UIC Trump Rally Conflict, Who’s to Blame, and a Better Example
Disclaimer: Christian Apologetics Training does not officially endorse political candidates and respects the freedom of Christians and all people to respectfully disagree in light of their own reasons and consciences. At the same time we feel that there are many reasons for thinking that Trump should not be President, especially including his tendency to use harmful and divisive rhetoric.
A day after we see Trump’s rally at the University of Illinois-Chicago cancelled due to escalating conflict between protesters and others attending the rally, we see those in professional and social media debating who’s to blame: Trump himself or the protesters?
I submit that this is a false dichotomy: no one involved with the conflict is blameless; all involved share some responsibility.
Trump is Responsible
Trump is well-known by now for using divisive speech and inciting violence on the part of some of his supporters. As their political and moral leader, he has significant influence over the kind of behavior and discourse that they think is acceptable. As a social leader, he is in a position to foster the kind of social environment that may take place at one of his events. In addition to using these positions to make various comments of support for expressing one’s disagreement in violent ways, he has said things that many minorities and others understandably take to be personally offensive and hateful.
So he surely is largely responsible for the conflict’s escalation to this point.
The Violent Protesters are Responsible
While peaceful protest is well within the moral and political rights of all members of this country, intentionally threatening or causing violence in order to express such disagreement is not. While it seems that many involved in the protest meant only to protest peacefully, some resorted to these more violent means. Those resorting to violence should therefore be considered responsible for their actions as well. Certainly they partook in an environment brought about largely by Trump – who himself shares a significant degree of blame – but this does not absolve someone of responsibility for threatening or harming the safety of others.
Even in the midst of divisive circumstances, we all retain responsibility for the ways in which we choose to conduct ourselves with others.
Why This Matters
Recognizing the responsibility of the violent protesters matters, for if we condone such uses of violence by ignoring the protesters’ responsibility for their own actions, then we may remove one tyrant only to replace him with another. And this second tyrant is deadly and collective in nature, a tyrant made of those who operate under the belief that its okay either to threaten or harm others so long as the others are on the wrong side of the social-political issues.
Do not be deceived: many people from all sides of the political divide have implicitly or explicitly supported this tyrant, either in word or deed, and that includes some Trump supporters, some protesters, as well as Trump himself. Let us not also support it as well by condoning its actions.
How Christ Gives Us a Better Example
So what is the proper way to respond to such a thing?
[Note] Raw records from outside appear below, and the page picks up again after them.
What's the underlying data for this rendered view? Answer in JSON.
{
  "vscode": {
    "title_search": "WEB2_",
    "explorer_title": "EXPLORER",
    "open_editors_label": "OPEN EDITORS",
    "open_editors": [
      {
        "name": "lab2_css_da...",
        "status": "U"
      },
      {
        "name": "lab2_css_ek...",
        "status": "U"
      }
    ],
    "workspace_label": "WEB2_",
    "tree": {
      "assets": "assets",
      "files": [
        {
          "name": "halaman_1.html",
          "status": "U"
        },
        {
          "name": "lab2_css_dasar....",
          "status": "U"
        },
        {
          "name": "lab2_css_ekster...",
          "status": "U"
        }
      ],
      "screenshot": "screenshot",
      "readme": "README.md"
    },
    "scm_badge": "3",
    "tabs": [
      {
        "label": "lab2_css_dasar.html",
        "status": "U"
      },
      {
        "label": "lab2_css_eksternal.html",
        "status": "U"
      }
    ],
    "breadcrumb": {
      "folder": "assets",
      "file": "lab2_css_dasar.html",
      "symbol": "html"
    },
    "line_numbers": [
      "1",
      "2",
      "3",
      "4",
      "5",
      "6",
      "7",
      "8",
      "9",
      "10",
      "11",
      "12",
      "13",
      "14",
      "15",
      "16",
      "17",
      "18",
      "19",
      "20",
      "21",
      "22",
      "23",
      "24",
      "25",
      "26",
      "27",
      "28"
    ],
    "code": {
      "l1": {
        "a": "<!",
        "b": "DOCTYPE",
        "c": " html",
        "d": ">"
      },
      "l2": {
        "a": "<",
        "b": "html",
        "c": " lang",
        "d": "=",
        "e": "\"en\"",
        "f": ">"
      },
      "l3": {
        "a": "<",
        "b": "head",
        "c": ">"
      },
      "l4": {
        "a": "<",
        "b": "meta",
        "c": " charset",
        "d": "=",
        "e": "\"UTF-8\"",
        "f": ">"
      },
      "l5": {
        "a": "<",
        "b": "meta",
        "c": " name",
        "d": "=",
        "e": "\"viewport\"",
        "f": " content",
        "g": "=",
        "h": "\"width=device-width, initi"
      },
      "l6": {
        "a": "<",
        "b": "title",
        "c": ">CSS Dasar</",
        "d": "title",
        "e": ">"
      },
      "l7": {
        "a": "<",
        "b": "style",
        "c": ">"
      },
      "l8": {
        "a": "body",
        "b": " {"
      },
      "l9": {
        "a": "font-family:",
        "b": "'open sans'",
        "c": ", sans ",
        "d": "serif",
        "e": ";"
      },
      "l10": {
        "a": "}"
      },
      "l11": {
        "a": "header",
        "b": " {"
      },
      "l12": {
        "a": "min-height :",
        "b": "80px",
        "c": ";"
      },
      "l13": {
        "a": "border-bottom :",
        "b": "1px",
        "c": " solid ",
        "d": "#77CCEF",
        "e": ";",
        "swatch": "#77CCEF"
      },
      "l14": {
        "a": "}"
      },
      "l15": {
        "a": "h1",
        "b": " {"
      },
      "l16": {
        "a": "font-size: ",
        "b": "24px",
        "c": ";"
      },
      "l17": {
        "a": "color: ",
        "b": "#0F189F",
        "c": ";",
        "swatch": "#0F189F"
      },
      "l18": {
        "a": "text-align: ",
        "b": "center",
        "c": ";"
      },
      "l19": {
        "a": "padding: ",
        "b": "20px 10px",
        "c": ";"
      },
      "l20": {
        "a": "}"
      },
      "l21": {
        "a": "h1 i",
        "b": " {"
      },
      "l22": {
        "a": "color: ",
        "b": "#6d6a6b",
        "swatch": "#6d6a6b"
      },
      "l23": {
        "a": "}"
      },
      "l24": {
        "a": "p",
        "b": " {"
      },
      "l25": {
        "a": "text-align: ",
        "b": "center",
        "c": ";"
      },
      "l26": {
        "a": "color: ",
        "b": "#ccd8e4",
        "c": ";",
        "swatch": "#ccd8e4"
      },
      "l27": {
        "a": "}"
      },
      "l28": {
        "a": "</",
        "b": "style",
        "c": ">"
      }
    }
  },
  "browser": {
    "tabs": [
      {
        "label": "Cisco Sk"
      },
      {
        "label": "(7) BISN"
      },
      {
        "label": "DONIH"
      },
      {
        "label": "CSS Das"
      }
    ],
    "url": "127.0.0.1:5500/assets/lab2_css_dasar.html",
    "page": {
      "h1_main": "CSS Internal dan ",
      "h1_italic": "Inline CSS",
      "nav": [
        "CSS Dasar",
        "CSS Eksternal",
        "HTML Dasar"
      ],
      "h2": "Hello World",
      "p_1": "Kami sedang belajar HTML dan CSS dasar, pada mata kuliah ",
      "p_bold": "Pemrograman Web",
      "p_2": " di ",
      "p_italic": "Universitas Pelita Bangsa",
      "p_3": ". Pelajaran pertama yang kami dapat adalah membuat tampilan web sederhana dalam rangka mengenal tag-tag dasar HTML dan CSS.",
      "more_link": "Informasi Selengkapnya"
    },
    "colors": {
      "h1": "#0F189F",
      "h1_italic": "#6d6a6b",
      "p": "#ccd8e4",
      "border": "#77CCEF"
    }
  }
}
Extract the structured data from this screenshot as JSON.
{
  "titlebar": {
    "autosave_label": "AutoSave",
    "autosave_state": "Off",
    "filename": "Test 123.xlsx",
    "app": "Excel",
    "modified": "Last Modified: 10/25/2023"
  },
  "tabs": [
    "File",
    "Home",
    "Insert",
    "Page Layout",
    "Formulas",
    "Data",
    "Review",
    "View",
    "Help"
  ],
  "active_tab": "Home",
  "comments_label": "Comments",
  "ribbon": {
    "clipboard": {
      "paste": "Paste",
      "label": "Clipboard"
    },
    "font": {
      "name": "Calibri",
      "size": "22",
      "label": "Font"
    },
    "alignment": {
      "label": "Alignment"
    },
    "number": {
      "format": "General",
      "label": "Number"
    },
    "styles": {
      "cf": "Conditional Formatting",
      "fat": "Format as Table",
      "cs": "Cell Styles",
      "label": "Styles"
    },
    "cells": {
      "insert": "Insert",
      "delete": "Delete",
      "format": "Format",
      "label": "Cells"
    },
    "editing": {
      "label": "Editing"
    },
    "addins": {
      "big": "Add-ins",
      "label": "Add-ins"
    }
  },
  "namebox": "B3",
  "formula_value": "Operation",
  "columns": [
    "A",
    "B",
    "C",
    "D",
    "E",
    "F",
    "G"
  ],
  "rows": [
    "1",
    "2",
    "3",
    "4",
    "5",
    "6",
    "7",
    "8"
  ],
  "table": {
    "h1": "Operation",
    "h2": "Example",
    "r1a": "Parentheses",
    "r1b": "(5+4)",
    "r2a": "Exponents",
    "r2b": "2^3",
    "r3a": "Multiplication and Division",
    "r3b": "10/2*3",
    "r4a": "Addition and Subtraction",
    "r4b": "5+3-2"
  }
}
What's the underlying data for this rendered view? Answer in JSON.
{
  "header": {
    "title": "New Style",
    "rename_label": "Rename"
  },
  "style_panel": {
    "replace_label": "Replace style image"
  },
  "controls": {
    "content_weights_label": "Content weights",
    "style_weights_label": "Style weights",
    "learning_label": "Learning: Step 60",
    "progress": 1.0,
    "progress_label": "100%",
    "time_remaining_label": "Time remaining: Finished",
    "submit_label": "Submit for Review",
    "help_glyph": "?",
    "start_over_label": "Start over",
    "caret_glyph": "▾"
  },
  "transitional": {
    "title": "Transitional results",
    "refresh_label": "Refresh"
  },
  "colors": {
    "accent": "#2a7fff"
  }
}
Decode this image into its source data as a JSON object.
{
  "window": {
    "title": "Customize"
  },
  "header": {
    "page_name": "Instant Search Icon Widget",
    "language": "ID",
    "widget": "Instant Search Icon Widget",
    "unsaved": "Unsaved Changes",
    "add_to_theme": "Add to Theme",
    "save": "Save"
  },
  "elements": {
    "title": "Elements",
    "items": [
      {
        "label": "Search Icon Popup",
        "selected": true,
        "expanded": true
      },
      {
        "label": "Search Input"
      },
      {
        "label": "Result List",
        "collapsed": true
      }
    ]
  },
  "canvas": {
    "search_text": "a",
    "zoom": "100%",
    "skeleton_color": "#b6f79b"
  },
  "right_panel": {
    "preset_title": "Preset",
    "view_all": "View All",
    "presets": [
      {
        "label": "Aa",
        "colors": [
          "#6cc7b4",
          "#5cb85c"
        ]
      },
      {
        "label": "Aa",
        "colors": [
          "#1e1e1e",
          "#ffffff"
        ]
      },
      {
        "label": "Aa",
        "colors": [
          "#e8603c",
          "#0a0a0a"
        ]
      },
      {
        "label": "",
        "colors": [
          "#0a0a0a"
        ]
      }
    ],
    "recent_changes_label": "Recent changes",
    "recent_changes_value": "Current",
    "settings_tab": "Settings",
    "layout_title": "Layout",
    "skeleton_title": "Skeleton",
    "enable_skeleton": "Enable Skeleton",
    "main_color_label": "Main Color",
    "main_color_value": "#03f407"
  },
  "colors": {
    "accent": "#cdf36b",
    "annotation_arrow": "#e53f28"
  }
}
By fostering an environment not of antagonism but of respectful and peaceful disagreement. It seems here that the example of Jesus and the Apostles give us some direction.
Rather than encouraging others to cause trouble in order to overcome their enemies, we may encourage them to love their enemies and pray for those who persecute them (Matthew 5:44).
Rather than rushing to blame those on the other side while ignoring the responsibility of others, we may first humble ourselves and rush to admit our own faults and wrongdoings as well (Matthew 7:1-5).
Rather than supporting divisiveness and harm, we may follow Paul and Peter’s ideal of the Christian apologist who corrects her opponents with gentleness and respect (2 Timothy 2:24-5; 1 Peter 3:15-16).
Rather than approving of those who promote strife or violent discord, we may recognize wrongdoing wherever it is and express our disapproval of it in the hope that it may be stopped (Romans 1:29-32).
What do you think about the conflict at the rally and how we should respond to it? Please respectfully share your thoughts in the comments below!